Phil Spencer hints at future $99-$129 streaming Xbox — here’s what we know

Phil Spencer, executive vice president of Gaming for Microsoft Corp., speaks during the company's Xbox event ahead of the E3 Electronic Entertainment Expo in Los Angeles, California, U.S., in Los Angeles, California, U.S., on Sunday, June 10, 2018.
(Image credit: Patrick T. Fallon/Bloomberg | Getty Images)

Microsoft has been working on an Xbox streaming device for some time now. In fact, we even “accidentally” saw an old prototype of a Project Keystone streaming device in a recent tweet from Phil Spencer. But now, we may actually know why we have yet to see one — and how much Microsoft wants it to cost.

In a recent interview on The Verge’s Decoder podcast (opens in new tab) reported on by VGC (opens in new tab), Phil Spencer talked about Project Keystone and why it's on hold for now. In short, it costs too much. Spencer said that while he was hesitant to announce specific pricing on the rumored future Xbox streaming device, he thinks it needs to be within the $99 to $129 range. Anything more than that and it will struggle to differentiate itself from the Xbox Series S, which is currently on sale for just $249.

Spencer says that we should still expect an Xbox streaming device in the future, but not for several years. Hopefully, he keeps his promise of a relatively low price point for cloud-based console gaming

Xbox streaming device: Price and hardware holding it back 

Vizio OLED gaming PS5 Xbox Series X

(Image credit: Vizio)

While money was a big factor in Microsoft temporarily shelving Project Keystone — literally — it wasn’t the only factor. Spencer also stated that the controller wasn’t ready, indicating that Microsoft was planning to use a separate controller specifically for its streaming device rather than the current Microsoft Xbox One controller. This feels like an odd choice since the Xbox One controller is one of the best game controllers on the market, but Microsoft must have had its reasons. 

Apparently, the hardware of the device itself was also a complicating factor, and one that directly contributed to the price point Microsoft was unwilling to proceed with. Spencer said that the Project Keystone streaming device needed to build everything completely bespoke due to its requirements for an external power source and the integrated circuitry of today’s best televisions. The silicon needed for the streaming device was also an issue, with Spencer explicitly blaming it for exceeding the bounds of the desired $129 price point.

We definitely look forward to an Xbox streaming device, but it sounds like for now we shouldn’t hold our breath. In the meantime, we will need to be satisfied with the Xbox Series X and Xbox Series S to get our Xbox gaming fix. These consoles just turned two years old and we are covering their anniversary event. Check out our latest features on our favorite Xbox Series X games, how the PS5 and Xbox Series X stack up two years later and what the PS5 could learn from Xbox Cloud Gaming
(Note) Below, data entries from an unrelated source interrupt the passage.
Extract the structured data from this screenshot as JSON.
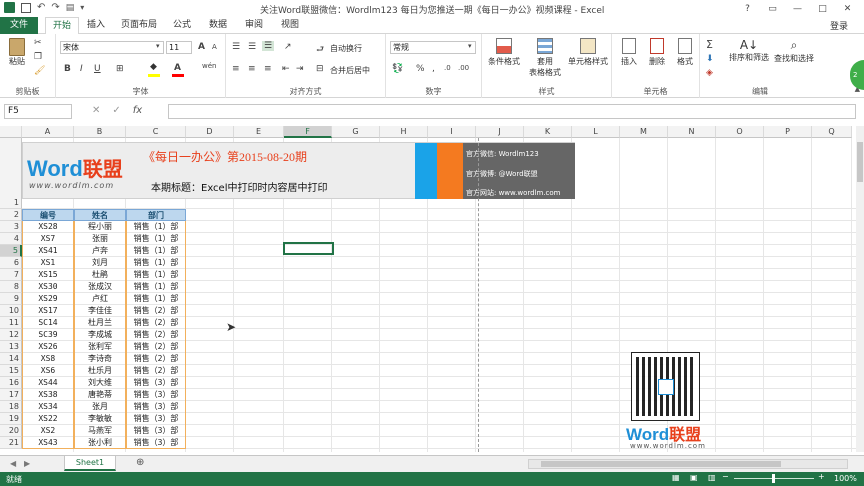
{
  "window": {
    "title": "关注Word联盟微信：Wordlm123    每日为您推送一期《每日一办公》视频课程 - Excel",
    "controls": [
      "?",
      "▭",
      "—",
      "□",
      "✕"
    ]
  },
  "tabs": [
    {
      "label": "文件"
    },
    {
      "label": "开始"
    },
    {
      "label": "插入"
    },
    {
      "label": "页面布局"
    },
    {
      "label": "公式"
    },
    {
      "label": "数据"
    },
    {
      "label": "审阅"
    },
    {
      "label": "视图"
    }
  ],
  "login_label": "登录",
  "ribbon": {
    "clipboard": {
      "label": "剪贴板",
      "paste": "粘贴"
    },
    "font": {
      "label": "字体",
      "font_name": "宋体",
      "font_size": "11",
      "bold": "B",
      "italic": "I",
      "underline": "U",
      "grow": "A",
      "shrink": "A",
      "wen": "wén"
    },
    "align": {
      "label": "对齐方式",
      "wrap": "自动换行",
      "merge": "合并后居中"
    },
    "number": {
      "label": "数字",
      "format": "常规",
      "percent": "%",
      "comma": ","
    },
    "styles": {
      "label": "样式",
      "cond": "条件格式",
      "table_line1": "套用",
      "table_line2": "表格格式",
      "cell_style": "单元格样式"
    },
    "cells": {
      "label": "单元格",
      "insert": "插入",
      "delete": "删除",
      "format": "格式"
    },
    "editing": {
      "label": "编辑",
      "sort": "排序和筛选",
      "find": "查找和选择"
    }
  },
  "formula_bar": {
    "name_box": "F5",
    "fx": "fx",
    "cancel": "✕",
    "enter": "✓",
    "value": ""
  },
  "columns": [
    "A",
    "B",
    "C",
    "D",
    "E",
    "F",
    "G",
    "H",
    "I",
    "J",
    "K",
    "L",
    "M",
    "N",
    "O",
    "P",
    "Q"
  ],
  "rows": [
    "1",
    "2",
    "3",
    "4",
    "5",
    "6",
    "7",
    "8",
    "9",
    "10",
    "11",
    "12",
    "13",
    "14",
    "15",
    "16",
    "17",
    "18",
    "19",
    "20",
    "21"
  ],
  "banner": {
    "logo_word": "Word",
    "logo_cn": "联盟",
    "logo_url": "www.wordlm.com",
    "issue": "《每日一办公》第2015-08-20期",
    "topic": "本期标题：Excel中打印时内容居中打印",
    "wechat": "官方微信: Wordlm123",
    "weibo": "官方微博: @Word联盟",
    "site": "官方网站: www.wordlm.com"
  },
  "table": {
    "headers": [
      "编号",
      "姓名",
      "部门"
    ],
    "rows": [
      [
        "XS28",
        "程小丽",
        "销售（1）部"
      ],
      [
        "XS7",
        "张丽",
        "销售（1）部"
      ],
      [
        "XS41",
        "卢奔",
        "销售（1）部"
      ],
      [
        "XS1",
        "刘月",
        "销售（1）部"
      ],
      [
        "XS15",
        "杜鹃",
        "销售（1）部"
      ],
      [
        "XS30",
        "张成汉",
        "销售（1）部"
      ],
      [
        "XS29",
        "卢红",
        "销售（1）部"
      ],
      [
        "XS17",
        "李佳佳",
        "销售（2）部"
      ],
      [
        "SC14",
        "杜月兰",
        "销售（2）部"
      ],
      [
        "SC39",
        "李成城",
        "销售（2）部"
      ],
      [
        "XS26",
        "张利军",
        "销售（2）部"
      ],
      [
        "XS8",
        "李诗奇",
        "销售（2）部"
      ],
      [
        "XS6",
        "杜乐月",
        "销售（2）部"
      ],
      [
        "XS44",
        "刘大维",
        "销售（3）部"
      ],
      [
        "XS38",
        "唐艳蒂",
        "销售（3）部"
      ],
      [
        "XS34",
        "张月",
        "销售（3）部"
      ],
      [
        "XS22",
        "李敏敏",
        "销售（3）部"
      ],
      [
        "XS2",
        "马燕军",
        "销售（3）部"
      ],
      [
        "XS43",
        "张小利",
        "销售（3）部"
      ]
    ]
  },
  "watermark": {
    "word": "Word",
    "cn": "联盟",
    "url": "www.wordlm.com"
  },
  "sheet_tab": "Sheet1",
  "status": {
    "ready": "就绪",
    "zoom": "100%"
  },
  "colors": {
    "excel_green": "#217346",
    "header_fill": "#bdd7ee",
    "brand_red": "#e8401c",
    "brand_blue": "#1f8fd6"
  }
}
Malcolm McMillan
News Writer

Malcolm McMillan is a News Writer for Tom's Guide. Before writing for Tom's Guide, he worked many retail jobs and many Black Fridays, including a stint for Microsoft. He is passionate about video games and sports, though both cause him to yell at the TV frequently. In his spare time, Malcolm is a fantasy football analyst. He proudly sports many tattoos, including an Arsenal tattoo, in honor of the team that causes him to yell at the TV the most.